▶ _ACTIVITY_
Should the word "kind" occur in a line of the records, copy that line.

[Stored dataset items]
========

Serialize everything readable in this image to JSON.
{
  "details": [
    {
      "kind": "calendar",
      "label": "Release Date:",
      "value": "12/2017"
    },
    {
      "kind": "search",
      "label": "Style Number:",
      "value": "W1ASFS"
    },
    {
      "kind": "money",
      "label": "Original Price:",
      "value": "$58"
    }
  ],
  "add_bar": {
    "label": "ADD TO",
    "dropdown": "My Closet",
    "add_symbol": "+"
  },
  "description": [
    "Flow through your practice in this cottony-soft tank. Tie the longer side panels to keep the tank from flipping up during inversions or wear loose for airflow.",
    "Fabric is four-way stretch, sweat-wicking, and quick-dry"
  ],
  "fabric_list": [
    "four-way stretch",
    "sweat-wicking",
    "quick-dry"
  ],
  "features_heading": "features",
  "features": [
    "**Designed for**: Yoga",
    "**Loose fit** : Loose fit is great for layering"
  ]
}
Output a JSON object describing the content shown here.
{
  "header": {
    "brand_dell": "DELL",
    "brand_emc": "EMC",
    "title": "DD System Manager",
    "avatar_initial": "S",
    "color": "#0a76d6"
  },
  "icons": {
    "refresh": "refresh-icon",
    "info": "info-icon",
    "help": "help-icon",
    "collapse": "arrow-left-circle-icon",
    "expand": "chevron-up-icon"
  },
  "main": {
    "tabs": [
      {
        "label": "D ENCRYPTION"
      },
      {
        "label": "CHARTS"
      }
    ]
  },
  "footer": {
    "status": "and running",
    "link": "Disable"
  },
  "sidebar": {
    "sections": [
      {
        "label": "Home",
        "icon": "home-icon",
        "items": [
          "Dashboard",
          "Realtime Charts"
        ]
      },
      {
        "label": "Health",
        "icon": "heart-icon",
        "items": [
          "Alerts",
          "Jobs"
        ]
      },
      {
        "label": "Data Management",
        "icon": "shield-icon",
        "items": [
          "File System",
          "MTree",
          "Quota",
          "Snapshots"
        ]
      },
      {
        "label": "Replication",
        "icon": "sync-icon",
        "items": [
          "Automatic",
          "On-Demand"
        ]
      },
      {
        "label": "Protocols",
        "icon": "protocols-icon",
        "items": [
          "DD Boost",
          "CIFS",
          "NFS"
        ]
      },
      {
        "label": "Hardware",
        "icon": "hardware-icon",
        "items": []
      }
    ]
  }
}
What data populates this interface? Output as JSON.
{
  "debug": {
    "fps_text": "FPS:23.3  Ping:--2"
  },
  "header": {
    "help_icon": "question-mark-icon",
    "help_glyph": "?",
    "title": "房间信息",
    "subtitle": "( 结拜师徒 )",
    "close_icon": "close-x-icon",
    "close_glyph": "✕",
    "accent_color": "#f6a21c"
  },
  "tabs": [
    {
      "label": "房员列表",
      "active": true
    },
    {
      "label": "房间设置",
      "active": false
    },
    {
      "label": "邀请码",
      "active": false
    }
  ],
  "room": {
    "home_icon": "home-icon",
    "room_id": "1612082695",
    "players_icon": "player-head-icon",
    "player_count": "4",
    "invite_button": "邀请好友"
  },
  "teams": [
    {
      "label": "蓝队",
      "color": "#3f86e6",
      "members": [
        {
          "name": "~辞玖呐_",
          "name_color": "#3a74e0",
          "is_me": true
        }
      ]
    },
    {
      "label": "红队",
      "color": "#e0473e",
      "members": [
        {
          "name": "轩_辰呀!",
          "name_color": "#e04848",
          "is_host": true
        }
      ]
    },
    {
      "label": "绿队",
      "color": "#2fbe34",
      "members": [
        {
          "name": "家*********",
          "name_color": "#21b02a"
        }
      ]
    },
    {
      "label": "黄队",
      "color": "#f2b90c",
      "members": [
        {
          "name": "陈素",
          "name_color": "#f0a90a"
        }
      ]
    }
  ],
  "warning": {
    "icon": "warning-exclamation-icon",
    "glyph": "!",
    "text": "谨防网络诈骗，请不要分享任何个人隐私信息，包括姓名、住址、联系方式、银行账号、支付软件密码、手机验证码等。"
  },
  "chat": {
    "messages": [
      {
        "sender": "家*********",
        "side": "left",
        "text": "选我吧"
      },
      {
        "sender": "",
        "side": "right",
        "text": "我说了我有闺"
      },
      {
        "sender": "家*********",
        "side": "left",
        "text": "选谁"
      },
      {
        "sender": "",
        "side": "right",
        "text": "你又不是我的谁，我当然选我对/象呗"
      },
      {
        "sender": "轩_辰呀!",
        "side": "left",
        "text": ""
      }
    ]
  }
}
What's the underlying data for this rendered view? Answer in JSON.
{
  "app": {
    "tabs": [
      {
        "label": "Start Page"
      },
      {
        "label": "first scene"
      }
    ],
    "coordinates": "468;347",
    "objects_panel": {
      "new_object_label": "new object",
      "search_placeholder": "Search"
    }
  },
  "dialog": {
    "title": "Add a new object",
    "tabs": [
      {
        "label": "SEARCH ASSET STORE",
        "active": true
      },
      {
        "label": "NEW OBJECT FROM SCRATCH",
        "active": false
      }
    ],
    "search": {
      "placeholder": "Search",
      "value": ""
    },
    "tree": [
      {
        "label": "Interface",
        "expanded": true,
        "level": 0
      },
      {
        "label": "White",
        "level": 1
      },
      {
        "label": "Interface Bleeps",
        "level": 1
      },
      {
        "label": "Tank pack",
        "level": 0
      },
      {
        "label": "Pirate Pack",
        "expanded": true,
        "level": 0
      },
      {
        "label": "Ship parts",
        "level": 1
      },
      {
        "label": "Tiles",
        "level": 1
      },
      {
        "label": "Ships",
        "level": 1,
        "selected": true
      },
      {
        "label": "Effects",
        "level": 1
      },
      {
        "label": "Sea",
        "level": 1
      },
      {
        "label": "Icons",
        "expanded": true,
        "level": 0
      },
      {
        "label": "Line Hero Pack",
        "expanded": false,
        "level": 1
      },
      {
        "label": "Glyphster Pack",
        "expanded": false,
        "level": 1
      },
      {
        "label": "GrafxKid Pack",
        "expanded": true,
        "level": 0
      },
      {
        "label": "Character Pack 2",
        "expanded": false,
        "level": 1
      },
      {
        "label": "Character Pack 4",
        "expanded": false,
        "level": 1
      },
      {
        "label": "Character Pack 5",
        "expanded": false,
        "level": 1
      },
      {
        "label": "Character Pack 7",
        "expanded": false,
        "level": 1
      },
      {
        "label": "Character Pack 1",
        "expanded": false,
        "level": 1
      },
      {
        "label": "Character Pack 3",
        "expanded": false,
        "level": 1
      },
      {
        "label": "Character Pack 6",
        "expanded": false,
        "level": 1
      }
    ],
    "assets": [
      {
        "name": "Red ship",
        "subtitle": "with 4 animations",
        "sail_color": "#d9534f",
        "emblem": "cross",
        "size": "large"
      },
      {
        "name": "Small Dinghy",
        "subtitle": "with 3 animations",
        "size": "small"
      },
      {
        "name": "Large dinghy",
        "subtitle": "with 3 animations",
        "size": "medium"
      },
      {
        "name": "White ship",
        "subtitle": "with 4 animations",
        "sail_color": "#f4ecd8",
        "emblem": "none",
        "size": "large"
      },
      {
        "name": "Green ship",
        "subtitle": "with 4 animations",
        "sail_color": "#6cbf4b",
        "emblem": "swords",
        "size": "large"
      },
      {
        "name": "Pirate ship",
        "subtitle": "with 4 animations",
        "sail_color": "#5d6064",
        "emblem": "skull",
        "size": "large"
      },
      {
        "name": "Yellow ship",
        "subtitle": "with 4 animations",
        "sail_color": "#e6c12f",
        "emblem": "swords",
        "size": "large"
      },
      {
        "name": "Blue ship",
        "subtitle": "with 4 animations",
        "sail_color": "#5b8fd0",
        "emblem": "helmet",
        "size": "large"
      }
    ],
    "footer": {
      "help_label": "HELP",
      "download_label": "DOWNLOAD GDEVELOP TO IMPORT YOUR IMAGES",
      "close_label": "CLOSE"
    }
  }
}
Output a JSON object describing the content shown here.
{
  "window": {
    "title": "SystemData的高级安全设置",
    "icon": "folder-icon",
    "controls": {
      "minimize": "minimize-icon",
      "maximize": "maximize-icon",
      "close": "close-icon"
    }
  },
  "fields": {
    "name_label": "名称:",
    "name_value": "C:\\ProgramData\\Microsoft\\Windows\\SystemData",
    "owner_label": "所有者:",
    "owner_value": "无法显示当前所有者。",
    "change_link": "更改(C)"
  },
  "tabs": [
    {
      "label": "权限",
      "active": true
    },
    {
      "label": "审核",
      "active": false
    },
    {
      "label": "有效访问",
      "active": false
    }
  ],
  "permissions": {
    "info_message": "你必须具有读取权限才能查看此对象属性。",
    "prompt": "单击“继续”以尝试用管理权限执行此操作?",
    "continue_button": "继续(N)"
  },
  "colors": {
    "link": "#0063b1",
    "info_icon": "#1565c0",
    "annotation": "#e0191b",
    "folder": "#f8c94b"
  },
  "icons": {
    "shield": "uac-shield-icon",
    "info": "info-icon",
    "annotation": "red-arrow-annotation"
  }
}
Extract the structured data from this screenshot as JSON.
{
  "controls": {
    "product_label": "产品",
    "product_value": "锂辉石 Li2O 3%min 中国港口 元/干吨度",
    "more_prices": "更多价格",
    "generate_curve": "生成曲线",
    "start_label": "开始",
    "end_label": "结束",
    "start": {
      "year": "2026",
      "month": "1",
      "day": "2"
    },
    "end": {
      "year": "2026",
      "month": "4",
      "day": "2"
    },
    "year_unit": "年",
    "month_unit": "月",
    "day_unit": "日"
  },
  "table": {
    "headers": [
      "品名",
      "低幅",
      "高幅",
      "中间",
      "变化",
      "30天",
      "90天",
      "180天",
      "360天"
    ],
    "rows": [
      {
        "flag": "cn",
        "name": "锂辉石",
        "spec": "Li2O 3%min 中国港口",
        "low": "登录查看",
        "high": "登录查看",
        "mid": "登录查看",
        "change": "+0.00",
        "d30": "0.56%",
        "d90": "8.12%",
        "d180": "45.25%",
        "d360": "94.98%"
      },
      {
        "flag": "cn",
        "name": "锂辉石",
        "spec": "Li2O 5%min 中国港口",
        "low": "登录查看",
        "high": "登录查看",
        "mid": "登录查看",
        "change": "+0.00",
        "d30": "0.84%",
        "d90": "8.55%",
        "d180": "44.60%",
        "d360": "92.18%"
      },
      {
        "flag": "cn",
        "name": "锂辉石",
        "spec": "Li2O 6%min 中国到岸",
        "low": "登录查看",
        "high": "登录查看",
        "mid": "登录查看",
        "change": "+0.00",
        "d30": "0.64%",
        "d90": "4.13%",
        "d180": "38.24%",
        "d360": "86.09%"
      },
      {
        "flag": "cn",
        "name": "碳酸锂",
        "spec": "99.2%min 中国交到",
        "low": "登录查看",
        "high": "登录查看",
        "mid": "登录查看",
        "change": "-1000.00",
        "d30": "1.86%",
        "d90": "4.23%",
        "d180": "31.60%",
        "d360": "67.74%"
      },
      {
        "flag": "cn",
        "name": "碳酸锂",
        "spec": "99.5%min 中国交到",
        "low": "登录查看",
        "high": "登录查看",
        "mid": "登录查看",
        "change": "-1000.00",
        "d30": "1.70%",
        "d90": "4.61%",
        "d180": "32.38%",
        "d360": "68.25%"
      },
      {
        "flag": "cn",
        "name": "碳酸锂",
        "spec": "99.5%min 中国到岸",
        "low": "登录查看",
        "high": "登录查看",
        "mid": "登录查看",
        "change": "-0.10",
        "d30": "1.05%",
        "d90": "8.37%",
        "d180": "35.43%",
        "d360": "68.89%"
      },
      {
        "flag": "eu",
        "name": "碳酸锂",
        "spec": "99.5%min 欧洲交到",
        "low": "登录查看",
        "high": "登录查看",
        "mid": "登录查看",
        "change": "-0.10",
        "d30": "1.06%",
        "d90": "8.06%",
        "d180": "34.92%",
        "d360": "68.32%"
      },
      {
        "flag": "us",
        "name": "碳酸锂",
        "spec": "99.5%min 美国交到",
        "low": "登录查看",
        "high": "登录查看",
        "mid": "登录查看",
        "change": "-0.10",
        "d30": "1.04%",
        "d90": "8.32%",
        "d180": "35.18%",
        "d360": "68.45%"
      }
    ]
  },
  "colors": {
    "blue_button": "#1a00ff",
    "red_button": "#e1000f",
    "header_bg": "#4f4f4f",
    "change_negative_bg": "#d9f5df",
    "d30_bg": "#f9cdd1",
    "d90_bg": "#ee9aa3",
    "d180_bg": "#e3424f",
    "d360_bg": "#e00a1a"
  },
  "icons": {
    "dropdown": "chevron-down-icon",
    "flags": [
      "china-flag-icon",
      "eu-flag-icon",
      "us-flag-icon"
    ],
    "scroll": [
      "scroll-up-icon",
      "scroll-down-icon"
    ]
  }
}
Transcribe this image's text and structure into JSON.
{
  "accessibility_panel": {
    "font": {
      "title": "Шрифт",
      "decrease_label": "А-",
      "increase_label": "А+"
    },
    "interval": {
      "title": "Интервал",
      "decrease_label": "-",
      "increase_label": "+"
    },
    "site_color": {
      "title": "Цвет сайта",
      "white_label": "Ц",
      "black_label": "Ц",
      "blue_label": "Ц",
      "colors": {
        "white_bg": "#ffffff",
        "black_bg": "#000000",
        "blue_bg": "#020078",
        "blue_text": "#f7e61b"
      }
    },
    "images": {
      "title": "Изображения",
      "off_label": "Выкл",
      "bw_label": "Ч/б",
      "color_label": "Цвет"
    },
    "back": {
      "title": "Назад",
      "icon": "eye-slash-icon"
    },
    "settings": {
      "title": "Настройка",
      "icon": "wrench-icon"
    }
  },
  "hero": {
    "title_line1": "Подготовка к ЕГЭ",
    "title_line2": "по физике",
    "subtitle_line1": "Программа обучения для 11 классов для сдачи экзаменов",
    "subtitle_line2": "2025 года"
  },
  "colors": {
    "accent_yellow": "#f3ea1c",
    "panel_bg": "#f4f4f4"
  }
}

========

▶ _ANSWER BOX_
      "kind": "calendar",
      "kind": "search",
      "kind": "money",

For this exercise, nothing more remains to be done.